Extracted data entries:
* * * * *

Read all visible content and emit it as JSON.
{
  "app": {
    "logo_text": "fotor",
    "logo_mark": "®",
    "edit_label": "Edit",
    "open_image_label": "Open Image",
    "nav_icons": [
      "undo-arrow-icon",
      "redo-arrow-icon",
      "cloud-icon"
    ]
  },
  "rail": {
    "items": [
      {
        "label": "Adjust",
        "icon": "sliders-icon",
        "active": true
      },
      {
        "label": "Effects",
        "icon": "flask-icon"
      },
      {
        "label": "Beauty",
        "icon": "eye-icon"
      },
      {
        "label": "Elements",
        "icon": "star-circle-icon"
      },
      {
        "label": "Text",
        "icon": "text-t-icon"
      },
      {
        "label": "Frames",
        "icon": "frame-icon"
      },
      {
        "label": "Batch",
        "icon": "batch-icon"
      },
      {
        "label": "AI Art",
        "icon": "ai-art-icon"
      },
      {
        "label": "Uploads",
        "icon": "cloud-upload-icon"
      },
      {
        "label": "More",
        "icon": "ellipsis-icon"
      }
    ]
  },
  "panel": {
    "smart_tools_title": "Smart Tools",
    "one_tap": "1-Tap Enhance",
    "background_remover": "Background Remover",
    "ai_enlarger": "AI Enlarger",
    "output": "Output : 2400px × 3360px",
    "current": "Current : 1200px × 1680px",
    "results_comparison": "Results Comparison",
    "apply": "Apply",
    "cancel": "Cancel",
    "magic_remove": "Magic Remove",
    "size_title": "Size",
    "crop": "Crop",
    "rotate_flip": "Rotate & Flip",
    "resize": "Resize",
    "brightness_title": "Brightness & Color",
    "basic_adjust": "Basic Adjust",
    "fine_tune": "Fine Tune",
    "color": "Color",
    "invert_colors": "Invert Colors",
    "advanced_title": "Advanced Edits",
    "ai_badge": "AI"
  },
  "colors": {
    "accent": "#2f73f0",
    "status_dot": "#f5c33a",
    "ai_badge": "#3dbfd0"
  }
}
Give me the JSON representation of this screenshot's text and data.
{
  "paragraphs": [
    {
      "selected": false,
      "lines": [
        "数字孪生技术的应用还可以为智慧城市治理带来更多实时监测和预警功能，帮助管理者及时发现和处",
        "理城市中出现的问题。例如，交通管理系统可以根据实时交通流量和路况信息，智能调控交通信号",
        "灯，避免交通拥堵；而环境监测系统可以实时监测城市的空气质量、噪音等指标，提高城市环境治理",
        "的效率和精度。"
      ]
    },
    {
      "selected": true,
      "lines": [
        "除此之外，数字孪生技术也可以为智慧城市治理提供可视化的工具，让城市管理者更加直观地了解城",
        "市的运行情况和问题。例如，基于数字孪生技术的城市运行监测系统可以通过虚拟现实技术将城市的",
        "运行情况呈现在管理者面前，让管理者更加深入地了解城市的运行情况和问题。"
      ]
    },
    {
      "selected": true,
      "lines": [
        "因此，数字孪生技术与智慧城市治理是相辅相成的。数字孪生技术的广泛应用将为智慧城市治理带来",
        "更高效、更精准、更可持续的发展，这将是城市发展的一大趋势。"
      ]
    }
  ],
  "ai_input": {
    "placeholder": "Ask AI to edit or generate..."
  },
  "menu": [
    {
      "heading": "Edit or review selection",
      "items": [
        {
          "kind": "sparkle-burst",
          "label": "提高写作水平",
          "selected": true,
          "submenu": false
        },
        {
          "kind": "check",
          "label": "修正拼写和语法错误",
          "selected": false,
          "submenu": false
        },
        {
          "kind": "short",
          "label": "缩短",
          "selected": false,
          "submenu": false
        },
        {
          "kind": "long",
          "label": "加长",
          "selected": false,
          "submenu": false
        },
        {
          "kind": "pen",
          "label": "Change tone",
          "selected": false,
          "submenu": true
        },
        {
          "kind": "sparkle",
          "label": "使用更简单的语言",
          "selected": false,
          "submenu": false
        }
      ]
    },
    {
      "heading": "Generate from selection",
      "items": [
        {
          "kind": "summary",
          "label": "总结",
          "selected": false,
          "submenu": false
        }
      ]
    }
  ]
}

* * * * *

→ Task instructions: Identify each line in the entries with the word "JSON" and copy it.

→ Response area:
Read all visible content and emit it as JSON.
Give me the JSON representation of this screenshot's text and data.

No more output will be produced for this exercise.